Segment Start: The data

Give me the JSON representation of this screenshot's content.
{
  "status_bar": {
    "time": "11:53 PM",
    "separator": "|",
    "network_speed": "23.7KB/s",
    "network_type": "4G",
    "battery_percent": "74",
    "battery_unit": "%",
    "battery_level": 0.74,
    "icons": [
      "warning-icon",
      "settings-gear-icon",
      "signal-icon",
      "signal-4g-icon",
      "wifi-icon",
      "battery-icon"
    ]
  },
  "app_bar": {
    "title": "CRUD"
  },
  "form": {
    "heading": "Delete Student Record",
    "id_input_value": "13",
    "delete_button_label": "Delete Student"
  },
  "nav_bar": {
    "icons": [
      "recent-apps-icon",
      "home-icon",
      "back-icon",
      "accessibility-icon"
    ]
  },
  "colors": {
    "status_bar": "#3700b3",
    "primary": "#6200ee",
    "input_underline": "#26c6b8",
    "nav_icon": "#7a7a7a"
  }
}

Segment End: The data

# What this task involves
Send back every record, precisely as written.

# Answer space
Give me the JSON representation of this screenshot's content.
{
  "status_bar": {
    "time": "11:53 PM",
    "separator": "|",
    "network_speed": "23.7KB/s",
    "network_type": "4G",
    "battery_percent": "74",
    "battery_unit": "%",
    "battery_level": 0.74,
    "icons": [
      "warning-icon",
      "settings-gear-icon",
      "signal-icon",
      "signal-4g-icon",
      "wifi-icon",
      "battery-icon"
    ]
  },
  "app_bar": {
    "title": "CRUD"
  },
  "form": {
    "heading": "Delete Student Record",
    "id_input_value": "13",
    "delete_button_label": "Delete Student"
  },
  "nav_bar": {
    "icons": [
      "recent-apps-icon",
      "home-icon",
      "back-icon",
      "accessibility-icon"
    ]
  },
  "colors": {
    "status_bar": "#3700b3",
    "primary": "#6200ee",
    "input_underline": "#26c6b8",
    "nav_icon": "#7a7a7a"
  }
}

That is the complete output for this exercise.